Each line of the listing should be reproduced exactly.

▶ _INFORMATION PROVIDED_:
++++++++++++++++++++
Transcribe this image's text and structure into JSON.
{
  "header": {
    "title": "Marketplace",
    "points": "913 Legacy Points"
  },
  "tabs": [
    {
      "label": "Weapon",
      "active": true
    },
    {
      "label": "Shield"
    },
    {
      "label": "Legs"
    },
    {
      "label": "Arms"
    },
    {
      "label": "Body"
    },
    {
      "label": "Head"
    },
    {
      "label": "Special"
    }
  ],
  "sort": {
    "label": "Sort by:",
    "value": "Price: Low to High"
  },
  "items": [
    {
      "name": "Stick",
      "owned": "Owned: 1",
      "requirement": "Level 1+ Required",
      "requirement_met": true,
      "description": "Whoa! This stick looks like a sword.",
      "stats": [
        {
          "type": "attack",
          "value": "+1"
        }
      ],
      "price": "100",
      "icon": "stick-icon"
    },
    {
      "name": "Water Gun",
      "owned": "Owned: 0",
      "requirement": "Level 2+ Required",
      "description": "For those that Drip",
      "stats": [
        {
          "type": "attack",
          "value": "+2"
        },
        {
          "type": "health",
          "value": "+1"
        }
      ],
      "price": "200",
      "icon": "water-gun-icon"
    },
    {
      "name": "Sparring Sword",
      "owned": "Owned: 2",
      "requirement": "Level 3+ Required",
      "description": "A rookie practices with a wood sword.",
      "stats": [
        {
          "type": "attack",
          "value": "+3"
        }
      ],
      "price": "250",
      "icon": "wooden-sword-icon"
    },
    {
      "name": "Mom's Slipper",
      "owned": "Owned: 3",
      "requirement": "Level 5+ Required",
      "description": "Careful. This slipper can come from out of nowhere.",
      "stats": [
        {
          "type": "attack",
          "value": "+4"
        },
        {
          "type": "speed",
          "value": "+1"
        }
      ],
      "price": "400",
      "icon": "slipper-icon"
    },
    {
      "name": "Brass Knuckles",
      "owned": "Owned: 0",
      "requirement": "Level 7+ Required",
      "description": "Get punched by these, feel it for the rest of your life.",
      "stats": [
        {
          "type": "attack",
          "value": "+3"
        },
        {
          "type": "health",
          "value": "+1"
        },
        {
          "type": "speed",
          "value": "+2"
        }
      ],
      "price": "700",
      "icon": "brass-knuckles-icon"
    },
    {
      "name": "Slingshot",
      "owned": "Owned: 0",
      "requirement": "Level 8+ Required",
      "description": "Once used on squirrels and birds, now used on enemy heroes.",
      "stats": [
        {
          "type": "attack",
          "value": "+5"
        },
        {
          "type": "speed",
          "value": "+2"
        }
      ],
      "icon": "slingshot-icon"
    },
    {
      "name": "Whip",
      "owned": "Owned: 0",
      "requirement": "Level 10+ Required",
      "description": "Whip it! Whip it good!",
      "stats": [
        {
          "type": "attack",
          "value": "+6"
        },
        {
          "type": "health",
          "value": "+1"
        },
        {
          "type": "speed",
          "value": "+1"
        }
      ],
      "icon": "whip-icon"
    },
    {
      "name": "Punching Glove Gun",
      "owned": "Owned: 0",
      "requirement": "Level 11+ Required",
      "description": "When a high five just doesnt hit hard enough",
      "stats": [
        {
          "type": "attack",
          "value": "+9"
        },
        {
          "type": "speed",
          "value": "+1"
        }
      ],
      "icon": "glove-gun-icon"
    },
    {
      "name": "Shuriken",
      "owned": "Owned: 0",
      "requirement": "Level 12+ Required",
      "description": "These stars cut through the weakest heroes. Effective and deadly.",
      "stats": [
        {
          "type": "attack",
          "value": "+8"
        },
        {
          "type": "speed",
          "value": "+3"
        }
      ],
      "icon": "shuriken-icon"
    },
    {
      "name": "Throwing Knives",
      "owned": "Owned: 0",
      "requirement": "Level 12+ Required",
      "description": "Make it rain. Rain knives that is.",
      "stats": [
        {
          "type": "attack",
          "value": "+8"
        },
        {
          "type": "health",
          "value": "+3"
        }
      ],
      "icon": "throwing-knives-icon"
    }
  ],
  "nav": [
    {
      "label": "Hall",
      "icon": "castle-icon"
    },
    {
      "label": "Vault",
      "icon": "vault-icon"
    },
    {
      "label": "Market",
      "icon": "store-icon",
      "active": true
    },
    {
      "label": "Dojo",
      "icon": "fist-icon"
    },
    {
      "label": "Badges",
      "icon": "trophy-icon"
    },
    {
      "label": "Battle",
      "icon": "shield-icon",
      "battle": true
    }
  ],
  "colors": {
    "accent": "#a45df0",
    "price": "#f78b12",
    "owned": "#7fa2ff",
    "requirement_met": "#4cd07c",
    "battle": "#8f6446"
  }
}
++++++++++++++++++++
▶ _TASK OUTPUT_:
Transcribe this image's text and structure into JSON.
{
  "header": {
    "title": "Marketplace",
    "points": "913 Legacy Points"
  },
  "tabs": [
    {
      "label": "Weapon",
      "active": true
    },
    {
      "label": "Shield"
    },
    {
      "label": "Legs"
    },
    {
      "label": "Arms"
    },
    {
      "label": "Body"
    },
    {
      "label": "Head"
    },
    {
      "label": "Special"
    }
  ],
  "sort": {
    "label": "Sort by:",
    "value": "Price: Low to High"
  },
  "items": [
    {
      "name": "Stick",
      "owned": "Owned: 1",
      "requirement": "Level 1+ Required",
      "requirement_met": true,
      "description": "Whoa! This stick looks like a sword.",
      "stats": [
        {
          "type": "attack",
          "value": "+1"
        }
      ],
      "price": "100",
      "icon": "stick-icon"
    },
    {
      "name": "Water Gun",
      "owned": "Owned: 0",
      "requirement": "Level 2+ Required",
      "description": "For those that Drip",
      "stats": [
        {
          "type": "attack",
          "value": "+2"
        },
        {
          "type": "health",
          "value": "+1"
        }
      ],
      "price": "200",
      "icon": "water-gun-icon"
    },
    {
      "name": "Sparring Sword",
      "owned": "Owned: 2",
      "requirement": "Level 3+ Required",
      "description": "A rookie practices with a wood sword.",
      "stats": [
        {
          "type": "attack",
          "value": "+3"
        }
      ],
      "price": "250",
      "icon": "wooden-sword-icon"
    },
    {
      "name": "Mom's Slipper",
      "owned": "Owned: 3",
      "requirement": "Level 5+ Required",
      "description": "Careful. This slipper can come from out of nowhere.",
      "stats": [
        {
          "type": "attack",
          "value": "+4"
        },
        {
          "type": "speed",
          "value": "+1"
        }
      ],
      "price": "400",
      "icon": "slipper-icon"
    },
    {
      "name": "Brass Knuckles",
      "owned": "Owned: 0",
      "requirement": "Level 7+ Required",
      "description": "Get punched by these, feel it for the rest of your life.",
      "stats": [
        {
          "type": "attack",
          "value": "+3"
        },
        {
          "type": "health",
          "value": "+1"
        },
        {
          "type": "speed",
          "value": "+2"
        }
      ],
      "price": "700",
      "icon": "brass-knuckles-icon"
    },
    {
      "name": "Slingshot",
      "owned": "Owned: 0",
      "requirement": "Level 8+ Required",
      "description": "Once used on squirrels and birds, now used on enemy heroes.",
      "stats": [
        {
          "type": "attack",
          "value": "+5"
        },
        {
          "type": "speed",
          "value": "+2"
        }
      ],
      "icon": "slingshot-icon"
    },
    {
      "name": "Whip",
      "owned": "Owned: 0",
      "requirement": "Level 10+ Required",
      "description": "Whip it! Whip it good!",
      "stats": [
        {
          "type": "attack",
          "value": "+6"
        },
        {
          "type": "health",
          "value": "+1"
        },
        {
          "type": "speed",
          "value": "+1"
        }
      ],
      "icon": "whip-icon"
    },
    {
      "name": "Punching Glove Gun",
      "owned": "Owned: 0",
      "requirement": "Level 11+ Required",
      "description": "When a high five just doesnt hit hard enough",
      "stats": [
        {
          "type": "attack",
          "value": "+9"
        },
        {
          "type": "speed",
          "value": "+1"
        }
      ],
      "icon": "glove-gun-icon"
    },
    {
      "name": "Shuriken",
      "owned": "Owned: 0",
      "requirement": "Level 12+ Required",
      "description": "These stars cut through the weakest heroes. Effective and deadly.",
      "stats": [
        {
          "type": "attack",
          "value": "+8"
        },
        {
          "type": "speed",
          "value": "+3"
        }
      ],
      "icon": "shuriken-icon"
    },
    {
      "name": "Throwing Knives",
      "owned": "Owned: 0",
      "requirement": "Level 12+ Required",
      "description": "Make it rain. Rain knives that is.",
      "stats": [
        {
          "type": "attack",
          "value": "+8"
        },
        {
          "type": "health",
          "value": "+3"
        }
      ],
      "icon": "throwing-knives-icon"
    }
  ],
  "nav": [
    {
      "label": "Hall",
      "icon": "castle-icon"
    },
    {
      "label": "Vault",
      "icon": "vault-icon"
    },
    {
      "label": "Market",
      "icon": "store-icon",
      "active": true
    },
    {
      "label": "Dojo",
      "icon": "fist-icon"
    },
    {
      "label": "Badges",
      "icon": "trophy-icon"
    },
    {
      "label": "Battle",
      "icon": "shield-icon",
      "battle": true
    }
  ],
  "colors": {
    "accent": "#a45df0",
    "price": "#f78b12",
    "owned": "#7fa2ff",
    "requirement_met": "#4cd07c",
    "battle": "#8f6446"
  }
}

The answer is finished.